The last is to raise money, which is the group’s main focus now. It launched a virtual event called Raise A Million. “Through the series, we want to raise $1 million to help support small Asian businesses,” she explained.
Movements and community-based organizations like #HATEISAVIRUS are becoming more essential to Asian American communities. They are providing platforms for the silenced voices to rise and create a space for the Asian American community to come together in solidarity to combat racial discrimination all the while navigating through the hardships of a pandemic.
Lam and her team have worked hard to keep the restaurant scene in San Gabriel Valley afloat. Her efforts to keep the Facebook group positive and resourceful have ripple effects. “The community really came together and the group has evolved to so much more. People started sharing stories of childhood memories of eating at certain restaurants, their favorite dishes, the latest quarantine deals, the newest trends, etc. As a result, these restaurants started to see an increase in customers,” Lam wrote.
The pandemic promises no end. The survival of Asian American restaurants depends heavily on the collective work as a community. Even though Asian American businesses are affected twice as hard, there is beauty in solidarity and resilience as a whole when the world is yelling to be divisive.

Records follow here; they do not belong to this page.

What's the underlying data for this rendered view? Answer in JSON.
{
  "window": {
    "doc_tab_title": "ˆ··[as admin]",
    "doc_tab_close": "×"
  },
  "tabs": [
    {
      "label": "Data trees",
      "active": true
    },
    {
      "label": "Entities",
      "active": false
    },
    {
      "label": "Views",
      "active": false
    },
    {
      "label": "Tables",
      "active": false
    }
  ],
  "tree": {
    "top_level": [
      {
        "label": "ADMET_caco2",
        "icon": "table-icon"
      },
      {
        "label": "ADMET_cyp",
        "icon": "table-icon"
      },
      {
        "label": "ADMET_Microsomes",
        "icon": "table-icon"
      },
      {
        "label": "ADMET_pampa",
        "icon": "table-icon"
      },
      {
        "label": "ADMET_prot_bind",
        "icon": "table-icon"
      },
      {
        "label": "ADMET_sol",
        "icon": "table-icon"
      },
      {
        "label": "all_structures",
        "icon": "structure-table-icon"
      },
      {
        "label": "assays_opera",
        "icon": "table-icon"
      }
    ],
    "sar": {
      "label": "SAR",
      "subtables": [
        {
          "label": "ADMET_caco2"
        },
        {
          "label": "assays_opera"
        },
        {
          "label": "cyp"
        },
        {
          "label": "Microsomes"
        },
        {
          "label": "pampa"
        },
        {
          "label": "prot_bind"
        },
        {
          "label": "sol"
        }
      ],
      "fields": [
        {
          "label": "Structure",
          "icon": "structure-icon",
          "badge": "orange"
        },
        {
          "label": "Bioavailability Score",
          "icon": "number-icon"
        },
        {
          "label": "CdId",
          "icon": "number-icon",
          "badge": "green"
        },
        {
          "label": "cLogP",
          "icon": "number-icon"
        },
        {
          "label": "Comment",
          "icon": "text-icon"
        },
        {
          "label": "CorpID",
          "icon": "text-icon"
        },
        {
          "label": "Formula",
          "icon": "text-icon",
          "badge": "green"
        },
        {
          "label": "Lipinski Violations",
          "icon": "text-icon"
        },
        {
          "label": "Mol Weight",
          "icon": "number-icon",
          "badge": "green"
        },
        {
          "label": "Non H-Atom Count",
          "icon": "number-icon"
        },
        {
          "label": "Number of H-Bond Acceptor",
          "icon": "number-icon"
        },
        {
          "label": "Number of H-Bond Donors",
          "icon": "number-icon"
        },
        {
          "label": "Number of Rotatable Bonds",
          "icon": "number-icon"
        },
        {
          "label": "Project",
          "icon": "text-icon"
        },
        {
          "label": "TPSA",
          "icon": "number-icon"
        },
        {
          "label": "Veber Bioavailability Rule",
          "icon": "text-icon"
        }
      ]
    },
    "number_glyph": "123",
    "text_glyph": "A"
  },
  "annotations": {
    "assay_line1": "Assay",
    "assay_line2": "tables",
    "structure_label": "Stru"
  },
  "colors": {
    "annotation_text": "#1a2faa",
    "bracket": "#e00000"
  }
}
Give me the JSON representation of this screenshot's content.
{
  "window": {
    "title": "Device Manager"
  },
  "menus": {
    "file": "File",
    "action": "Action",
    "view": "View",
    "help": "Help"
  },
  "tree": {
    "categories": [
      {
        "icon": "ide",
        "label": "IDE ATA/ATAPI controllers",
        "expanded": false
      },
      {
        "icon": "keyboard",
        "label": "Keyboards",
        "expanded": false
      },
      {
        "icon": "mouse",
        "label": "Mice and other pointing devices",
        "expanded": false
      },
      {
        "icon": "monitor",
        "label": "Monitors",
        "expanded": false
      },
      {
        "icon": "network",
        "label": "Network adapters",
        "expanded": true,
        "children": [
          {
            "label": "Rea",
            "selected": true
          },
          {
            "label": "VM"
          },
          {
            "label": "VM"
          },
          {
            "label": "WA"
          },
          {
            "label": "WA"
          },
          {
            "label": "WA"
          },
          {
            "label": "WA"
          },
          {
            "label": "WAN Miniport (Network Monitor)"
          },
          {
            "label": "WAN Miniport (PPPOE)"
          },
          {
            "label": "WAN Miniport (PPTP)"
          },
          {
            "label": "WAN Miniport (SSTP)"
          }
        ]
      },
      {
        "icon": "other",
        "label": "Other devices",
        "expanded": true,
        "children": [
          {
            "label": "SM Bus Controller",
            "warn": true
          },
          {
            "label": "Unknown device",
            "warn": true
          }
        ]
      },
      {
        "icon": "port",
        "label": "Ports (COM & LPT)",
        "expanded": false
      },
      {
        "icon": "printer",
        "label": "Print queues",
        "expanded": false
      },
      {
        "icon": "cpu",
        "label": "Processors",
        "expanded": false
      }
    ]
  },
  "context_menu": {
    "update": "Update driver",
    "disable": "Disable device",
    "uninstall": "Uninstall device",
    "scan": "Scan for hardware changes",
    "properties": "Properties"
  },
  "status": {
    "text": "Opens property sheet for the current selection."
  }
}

Hanabusa said, “There’s still a lot of work to be done. As long as we keep pushing forward and more people are talking about this, these actions are all going to add up.”